Remember I mentioned that fitness was at 60.2 at the end of week 3. Whilst that is true fatigue was also 101.5, meaning form of -46.1. This shows the importance of dropping it back for a week. I haven’t lost fitness, I’ve maintained it but at the same time I’ve shed a huge amount of fatigue. That’s set me up to start another 4 week block and go again.


Sunday 4th September – Surrey League Road Race

So the end of the 8 weeks was the day of the Surrey League race Tom and I attended. We can see I built a further 20 points of fitness with a CTL of 80.8. The pattern was very similar to the first block, I built up to the high 70’s after 3 weeks then maintained in week 4 to shed fatigue. This is what we commonly call a taper when there is an event we want the form for. I went into the Surrey League race with a form of -13.3. You may know that was a race Tom won and I finished 5th. I felt strong, laid down some big attacks, covered attacks and solo’d for 20 minutes at 373w for the final lap. I finished the race happy that I could continue. This backs up the theory that you don’t necessarily need to go into a positive figure. If I did just how hard could I race? Well actually some people perform worse when too fresh. This is something you have to try and test over time.


So in conclusion my goal was to build my CTL. Over 8 weeks I took it from 41.3 to 80.8. A big success in my eyes. I’m now reaping the results and feel much more tuned in fast club sessions and races.

My FTP when starting the 8 week block was 353w. I tested on Tuesday and my result was 369w. That is another benchmark to show my body has absorbed the training and adapted well.

I am completely sold on following the numbers and I’m a big believer that it has allowed me to improve in the most efficient way I can. I’m sure over time I will learn more and eek out even more ways to fine tune extra gains.

Happy to answer all and any questions. Also a big thank you to Tom P and Arlen who put up with countless questions from me regarding this stuff and really helped me solidify some of the theory and practice. I’m sure it’s no coincidence that those two follow these principles too and have seen equally great results out (collarbone excluded Arlen! Bummer).

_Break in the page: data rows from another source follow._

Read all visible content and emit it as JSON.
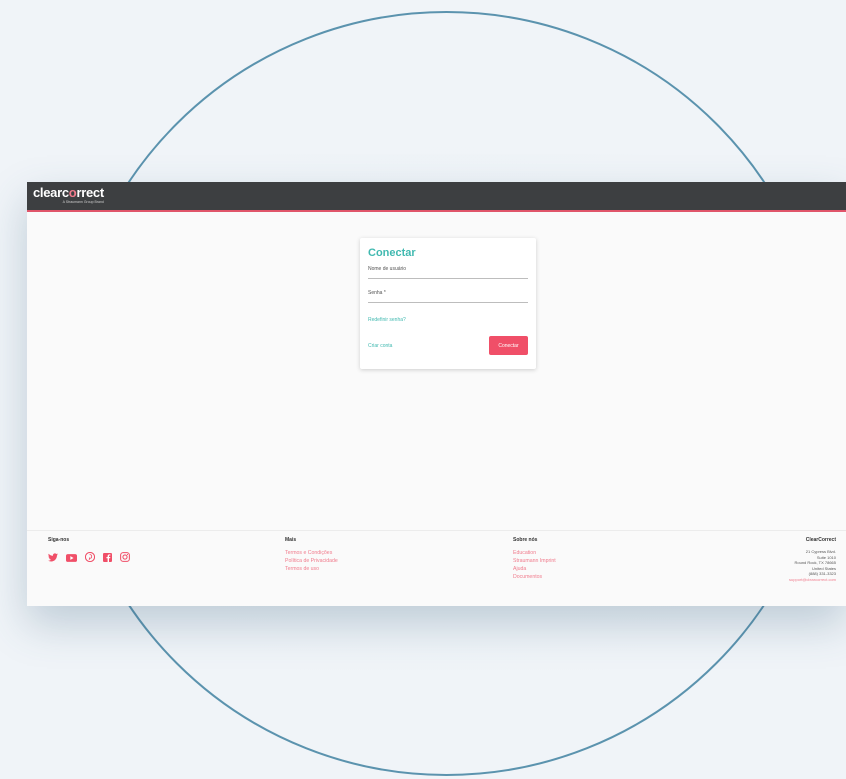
{
  "brand": {
    "logo_prefix": "clearc",
    "logo_o": "o",
    "logo_suffix": "rrect",
    "logo_tagline": "A Straumann Group Brand"
  },
  "login": {
    "title": "Conectar",
    "username_label": "Nome de usuário",
    "password_label": "Senha *",
    "reset_link": "Redefinir senha?",
    "create_link": "Criar conta",
    "submit_label": "Conectar"
  },
  "footer": {
    "social": {
      "heading": "Siga-nos",
      "icons": [
        "twitter-icon",
        "youtube-icon",
        "pinterest-icon",
        "facebook-icon",
        "instagram-icon"
      ]
    },
    "more": {
      "heading": "Mais",
      "links": [
        "Termos e Condições",
        "Política de Privacidade",
        "Termos de uso"
      ]
    },
    "about": {
      "heading": "Sobre nós",
      "links": [
        "Education",
        "Straumann Imprint",
        "Ajuda",
        "Documentos"
      ]
    },
    "company": {
      "heading": "ClearCorrect",
      "address": [
        "21 Cypress Blvd.",
        "Suite 1010",
        "Round Rock, TX 78665",
        "United States",
        "(888) 331-3323"
      ],
      "email": "support@clearcorrect.com"
    }
  },
  "colors": {
    "accent_teal": "#41b9b0",
    "accent_pink": "#f04f68",
    "topbar": "#3d3f41",
    "circle_stroke": "#5b93ae"
  }
}
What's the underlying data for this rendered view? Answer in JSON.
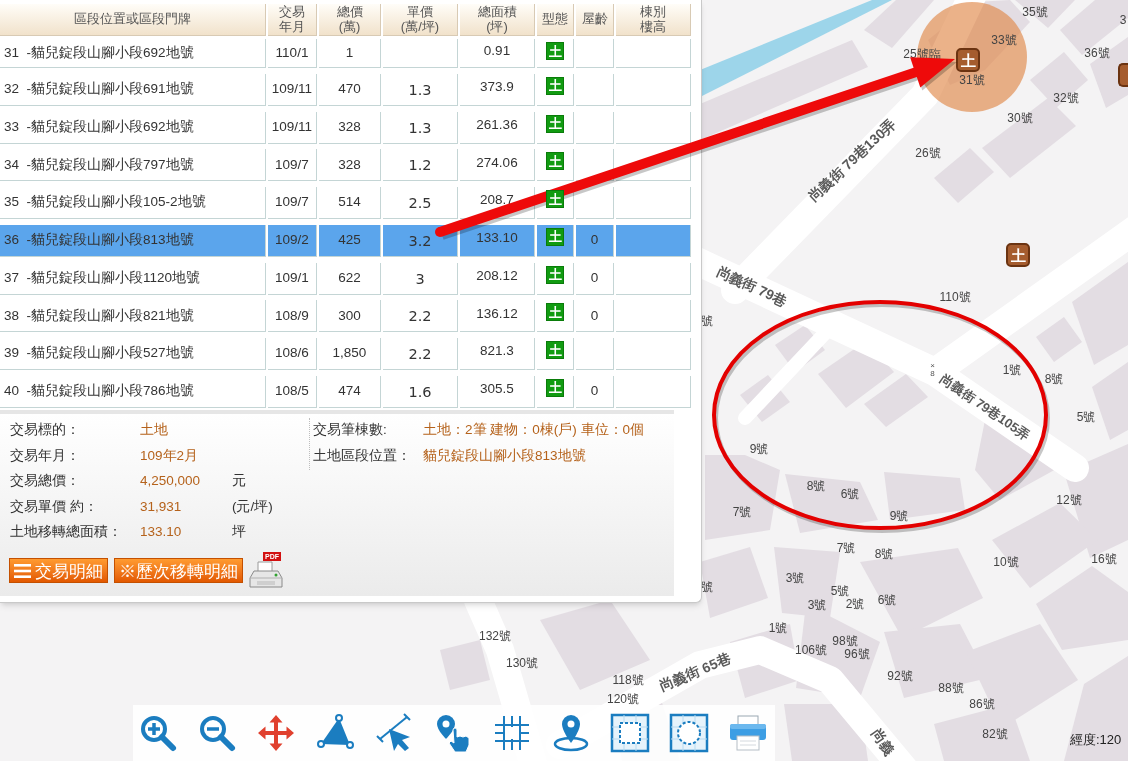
{
  "table": {
    "columns": [
      "區段位置或區段門牌",
      "交易年月",
      "總價\n(萬)",
      "單價\n(萬/坪)",
      "總面積\n(坪)",
      "型態",
      "屋齡",
      "棟別樓高"
    ],
    "rows": [
      {
        "location": "31  -貓兒錠段山腳小段692地號",
        "date": "110/1",
        "total_price": "1",
        "area": "0.91",
        "type": "土",
        "selected": false
      },
      {
        "location": "32  -貓兒錠段山腳小段691地號",
        "date": "109/11",
        "total_price": "470",
        "unit_price": "1.3",
        "area": "373.9",
        "type": "土",
        "selected": false
      },
      {
        "location": "33  -貓兒錠段山腳小段692地號",
        "date": "109/11",
        "total_price": "328",
        "unit_price": "1.3",
        "area": "261.36",
        "type": "土",
        "selected": false
      },
      {
        "location": "34  -貓兒錠段山腳小段797地號",
        "date": "109/7",
        "total_price": "328",
        "unit_price": "1.2",
        "area": "274.06",
        "type": "土",
        "selected": false
      },
      {
        "location": "35  -貓兒錠段山腳小段105-2地號",
        "date": "109/7",
        "total_price": "514",
        "unit_price": "2.5",
        "area": "208.7",
        "type": "土",
        "selected": false
      },
      {
        "location": "36  -貓兒錠段山腳小段813地號",
        "date": "109/2",
        "total_price": "425",
        "unit_price": "3.2",
        "area": "133.10",
        "type": "土",
        "age": "0",
        "selected": true
      },
      {
        "location": "37  -貓兒錠段山腳小段1120地號",
        "date": "109/1",
        "total_price": "622",
        "unit_price": "3",
        "area": "208.12",
        "type": "土",
        "age": "0",
        "selected": false
      },
      {
        "location": "38  -貓兒錠段山腳小段821地號",
        "date": "108/9",
        "total_price": "300",
        "unit_price": "2.2",
        "area": "136.12",
        "type": "土",
        "age": "0",
        "selected": false
      },
      {
        "location": "39  -貓兒錠段山腳小段527地號",
        "date": "108/6",
        "total_price": "1,850",
        "unit_price": "2.2",
        "area": "821.3",
        "type": "土",
        "selected": false
      },
      {
        "location": "40  -貓兒錠段山腳小段786地號",
        "date": "108/5",
        "total_price": "474",
        "unit_price": "1.6",
        "area": "305.5",
        "type": "土",
        "age": "0",
        "selected": false
      }
    ]
  },
  "details": {
    "left": [
      {
        "label": "交易標的：",
        "value": "土地"
      },
      {
        "label": "交易年月：",
        "value": "109年2月"
      },
      {
        "label": "交易總價：",
        "value": "4,250,000",
        "unit": "元"
      },
      {
        "label": "交易單價 約：",
        "value": "31,931",
        "unit": "(元/坪)"
      },
      {
        "label": "土地移轉總面積：",
        "value": "133.10",
        "unit": "坪"
      }
    ],
    "right": [
      {
        "label": "交易筆棟數:",
        "value": "土地：2筆 建物：0棟(戶) 車位：0個"
      },
      {
        "label": "土地區段位置：",
        "value": "貓兒錠段山腳小段813地號"
      }
    ]
  },
  "buttons": [
    {
      "kind": "list",
      "label": "交易明細"
    },
    {
      "kind": "plain",
      "label": "※歷次移轉明細"
    }
  ],
  "pdf_print": {
    "badge": "PDF"
  },
  "map": {
    "house_labels": [
      "35號",
      "33號",
      "25號臨",
      "31號",
      "36號",
      "3",
      "32號",
      "30號",
      "26號",
      "110號",
      "號",
      "1號",
      "8號",
      "5號",
      "12號",
      "9號",
      "8號",
      "6號",
      "9號",
      "7號",
      "7號",
      "8號",
      "10號",
      "16號",
      "3號",
      "5號",
      "3號",
      "2號",
      "6號",
      "1號",
      "106號",
      "98號",
      "96號",
      "92號",
      "88號",
      "86號",
      "82號",
      "132號",
      "130號",
      "118號",
      "120號",
      "號"
    ],
    "street_labels": [
      "尚義街 79巷130弄",
      "尚義街 79巷",
      "尚義街 79巷105弄",
      "尚義街 65巷",
      "尚義"
    ],
    "node_label": "×8",
    "markers": [
      {
        "label": "土"
      },
      {
        "label": "土"
      }
    ],
    "coordinate": "經度:120"
  },
  "toolbar": [
    {
      "kind": "zoomin"
    },
    {
      "kind": "zoomout"
    },
    {
      "kind": "pan"
    },
    {
      "kind": "area"
    },
    {
      "kind": "distance"
    },
    {
      "kind": "identify"
    },
    {
      "kind": "grid"
    },
    {
      "kind": "locate"
    },
    {
      "kind": "rectselect"
    },
    {
      "kind": "circleselect"
    },
    {
      "kind": "print"
    }
  ]
}
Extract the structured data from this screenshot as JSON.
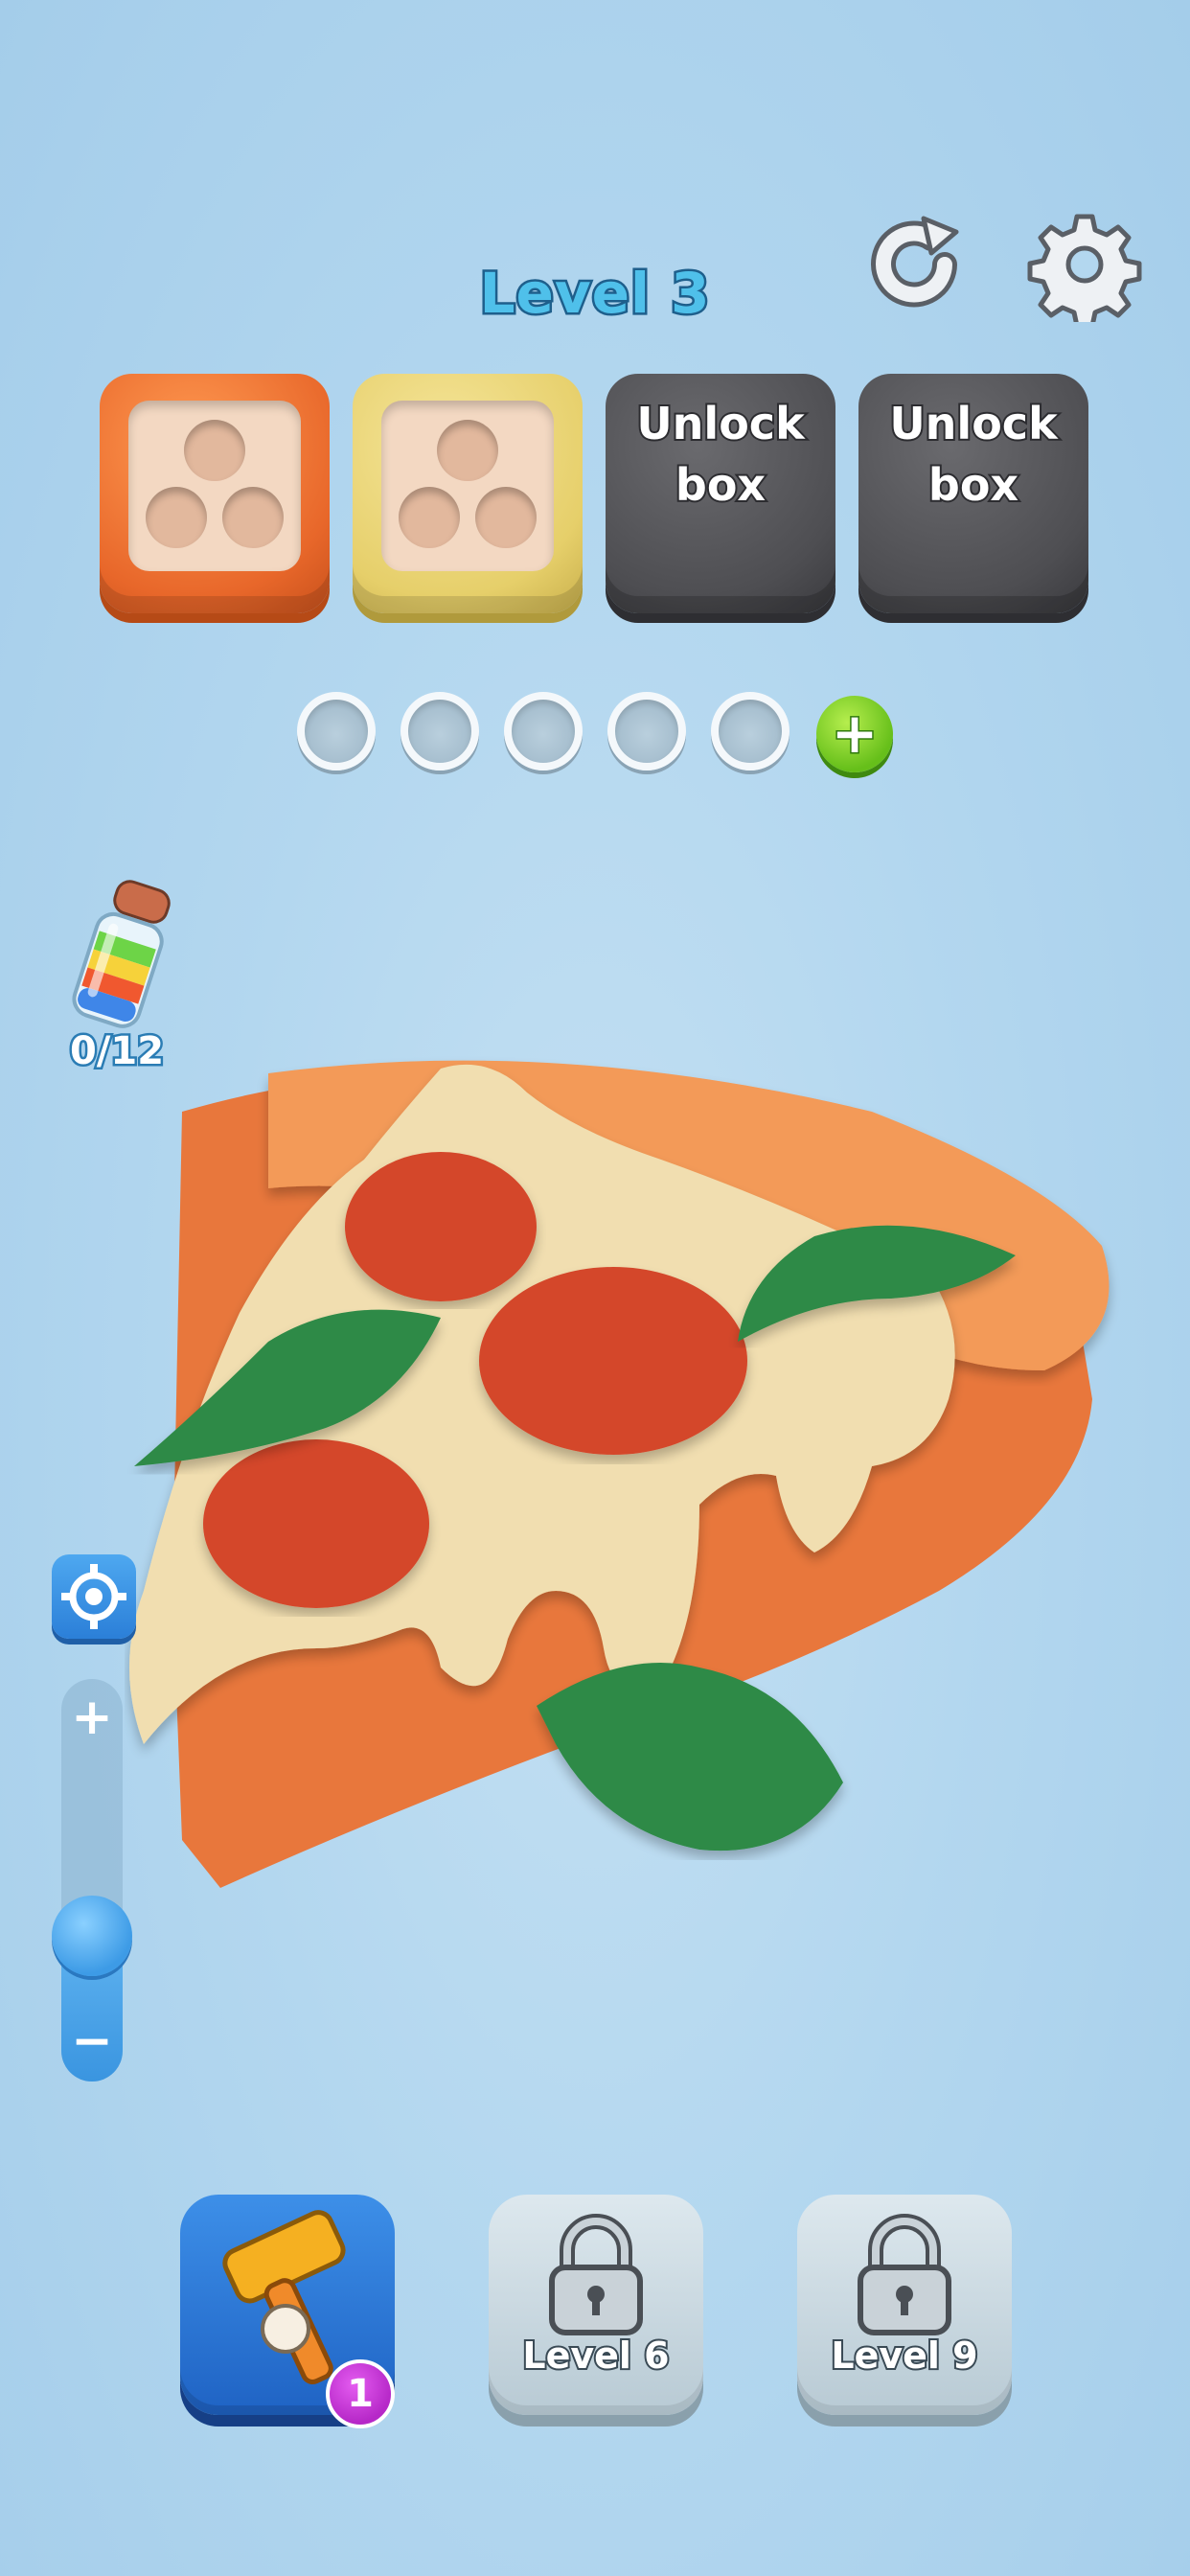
{
  "header": {
    "level_title": "Level 3",
    "restart_icon": "restart-icon",
    "settings_icon": "gear-icon"
  },
  "boxes": [
    {
      "type": "open",
      "color": "#e8672a"
    },
    {
      "type": "open",
      "color": "#e6cf6a"
    },
    {
      "type": "locked",
      "label_line1": "Unlock",
      "label_line2": "box"
    },
    {
      "type": "locked",
      "label_line1": "Unlock",
      "label_line2": "box"
    }
  ],
  "slots": {
    "empty_count": 5,
    "add_label": "+"
  },
  "jar": {
    "count": "0/12"
  },
  "zoom": {
    "plus_label": "+",
    "minus_label": "−",
    "level": 0.35
  },
  "tools": {
    "hammer_badge": "1",
    "locked_1_label": "Level 6",
    "locked_2_label": "Level 9"
  },
  "colors": {
    "background": "#b3d7ef",
    "crust": "#f0924e",
    "cheese": "#f1deb0",
    "pepperoni": "#d4462c",
    "basil": "#2e8a46"
  }
}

Using a power meter to measure performance and train effectively